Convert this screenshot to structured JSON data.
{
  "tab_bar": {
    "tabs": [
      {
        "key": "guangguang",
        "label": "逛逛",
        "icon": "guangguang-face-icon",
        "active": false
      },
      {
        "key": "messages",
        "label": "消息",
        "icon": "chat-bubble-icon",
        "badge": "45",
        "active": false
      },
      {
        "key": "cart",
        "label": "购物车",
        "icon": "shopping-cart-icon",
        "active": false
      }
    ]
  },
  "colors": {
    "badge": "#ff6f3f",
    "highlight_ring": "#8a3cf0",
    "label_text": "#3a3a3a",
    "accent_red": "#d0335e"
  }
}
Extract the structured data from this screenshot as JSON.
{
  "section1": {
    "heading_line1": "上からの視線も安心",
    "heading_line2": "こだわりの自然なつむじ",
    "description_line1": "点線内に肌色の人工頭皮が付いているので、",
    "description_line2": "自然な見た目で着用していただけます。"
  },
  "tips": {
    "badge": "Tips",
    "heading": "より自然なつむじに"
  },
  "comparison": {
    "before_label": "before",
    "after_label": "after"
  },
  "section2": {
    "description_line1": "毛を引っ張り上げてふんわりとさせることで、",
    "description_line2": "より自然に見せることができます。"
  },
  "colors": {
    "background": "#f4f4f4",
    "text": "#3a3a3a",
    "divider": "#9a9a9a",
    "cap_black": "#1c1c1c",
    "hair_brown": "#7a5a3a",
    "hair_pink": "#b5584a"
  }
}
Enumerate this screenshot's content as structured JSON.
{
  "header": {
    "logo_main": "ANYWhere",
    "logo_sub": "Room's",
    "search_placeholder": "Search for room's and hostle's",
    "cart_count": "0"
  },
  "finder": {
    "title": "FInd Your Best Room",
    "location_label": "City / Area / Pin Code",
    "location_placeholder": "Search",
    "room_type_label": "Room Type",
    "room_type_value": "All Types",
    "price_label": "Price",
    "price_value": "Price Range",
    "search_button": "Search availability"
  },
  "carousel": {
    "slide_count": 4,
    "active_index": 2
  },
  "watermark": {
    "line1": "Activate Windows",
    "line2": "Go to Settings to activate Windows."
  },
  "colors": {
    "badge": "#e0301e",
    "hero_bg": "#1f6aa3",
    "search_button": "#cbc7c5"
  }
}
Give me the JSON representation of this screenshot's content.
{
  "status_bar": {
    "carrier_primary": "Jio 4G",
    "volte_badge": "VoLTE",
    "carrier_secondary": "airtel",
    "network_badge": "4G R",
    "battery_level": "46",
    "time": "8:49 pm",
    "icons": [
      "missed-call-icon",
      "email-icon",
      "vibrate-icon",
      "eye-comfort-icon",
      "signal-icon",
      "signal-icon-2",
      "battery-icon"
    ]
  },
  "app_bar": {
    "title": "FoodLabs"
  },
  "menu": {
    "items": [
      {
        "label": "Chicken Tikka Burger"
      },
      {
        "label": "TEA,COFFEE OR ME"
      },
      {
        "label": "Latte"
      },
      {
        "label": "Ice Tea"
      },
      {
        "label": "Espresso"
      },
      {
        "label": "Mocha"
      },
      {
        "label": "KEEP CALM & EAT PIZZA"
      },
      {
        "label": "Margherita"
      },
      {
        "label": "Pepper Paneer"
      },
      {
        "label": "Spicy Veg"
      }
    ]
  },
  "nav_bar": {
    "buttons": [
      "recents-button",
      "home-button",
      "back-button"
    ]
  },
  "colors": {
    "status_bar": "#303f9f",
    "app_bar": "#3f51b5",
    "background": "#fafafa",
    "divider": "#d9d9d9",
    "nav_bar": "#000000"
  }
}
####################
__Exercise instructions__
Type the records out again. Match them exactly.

__Answer section__
Convert this screenshot to structured JSON data.
{
  "tab_bar": {
    "tabs": [
      {
        "key": "guangguang",
        "label": "逛逛",
        "icon": "guangguang-face-icon",
        "active": false
      },
      {
        "key": "messages",
        "label": "消息",
        "icon": "chat-bubble-icon",
        "badge": "45",
        "active": false
      },
      {
        "key": "cart",
        "label": "购物车",
        "icon": "shopping-cart-icon",
        "active": false
      }
    ]
  },
  "colors": {
    "badge": "#ff6f3f",
    "highlight_ring": "#8a3cf0",
    "label_text": "#3a3a3a",
    "accent_red": "#d0335e"
  }
}
Extract the structured data from this screenshot as JSON.
{
  "section1": {
    "heading_line1": "上からの視線も安心",
    "heading_line2": "こだわりの自然なつむじ",
    "description_line1": "点線内に肌色の人工頭皮が付いているので、",
    "description_line2": "自然な見た目で着用していただけます。"
  },
  "tips": {
    "badge": "Tips",
    "heading": "より自然なつむじに"
  },
  "comparison": {
    "before_label": "before",
    "after_label": "after"
  },
  "section2": {
    "description_line1": "毛を引っ張り上げてふんわりとさせることで、",
    "description_line2": "より自然に見せることができます。"
  },
  "colors": {
    "background": "#f4f4f4",
    "text": "#3a3a3a",
    "divider": "#9a9a9a",
    "cap_black": "#1c1c1c",
    "hair_brown": "#7a5a3a",
    "hair_pink": "#b5584a"
  }
}
Enumerate this screenshot's content as structured JSON.
{
  "header": {
    "logo_main": "ANYWhere",
    "logo_sub": "Room's",
    "search_placeholder": "Search for room's and hostle's",
    "cart_count": "0"
  },
  "finder": {
    "title": "FInd Your Best Room",
    "location_label": "City / Area / Pin Code",
    "location_placeholder": "Search",
    "room_type_label": "Room Type",
    "room_type_value": "All Types",
    "price_label": "Price",
    "price_value": "Price Range",
    "search_button": "Search availability"
  },
  "carousel": {
    "slide_count": 4,
    "active_index": 2
  },
  "watermark": {
    "line1": "Activate Windows",
    "line2": "Go to Settings to activate Windows."
  },
  "colors": {
    "badge": "#e0301e",
    "hero_bg": "#1f6aa3",
    "search_button": "#cbc7c5"
  }
}
Give me the JSON representation of this screenshot's content.
{
  "status_bar": {
    "carrier_primary": "Jio 4G",
    "volte_badge": "VoLTE",
    "carrier_secondary": "airtel",
    "network_badge": "4G R",
    "battery_level": "46",
    "time": "8:49 pm",
    "icons": [
      "missed-call-icon",
      "email-icon",
      "vibrate-icon",
      "eye-comfort-icon",
      "signal-icon",
      "signal-icon-2",
      "battery-icon"
    ]
  },
  "app_bar": {
    "title": "FoodLabs"
  },
  "menu": {
    "items": [
      {
        "label": "Chicken Tikka Burger"
      },
      {
        "label": "TEA,COFFEE OR ME"
      },
      {
        "label": "Latte"
      },
      {
        "label": "Ice Tea"
      },
      {
        "label": "Espresso"
      },
      {
        "label": "Mocha"
      },
      {
        "label": "KEEP CALM & EAT PIZZA"
      },
      {
        "label": "Margherita"
      },
      {
        "label": "Pepper Paneer"
      },
      {
        "label": "Spicy Veg"
      }
    ]
  },
  "nav_bar": {
    "buttons": [
      "recents-button",
      "home-button",
      "back-button"
    ]
  },
  "colors": {
    "status_bar": "#303f9f",
    "app_bar": "#3f51b5",
    "background": "#fafafa",
    "divider": "#d9d9d9",
    "nav_bar": "#000000"
  }
}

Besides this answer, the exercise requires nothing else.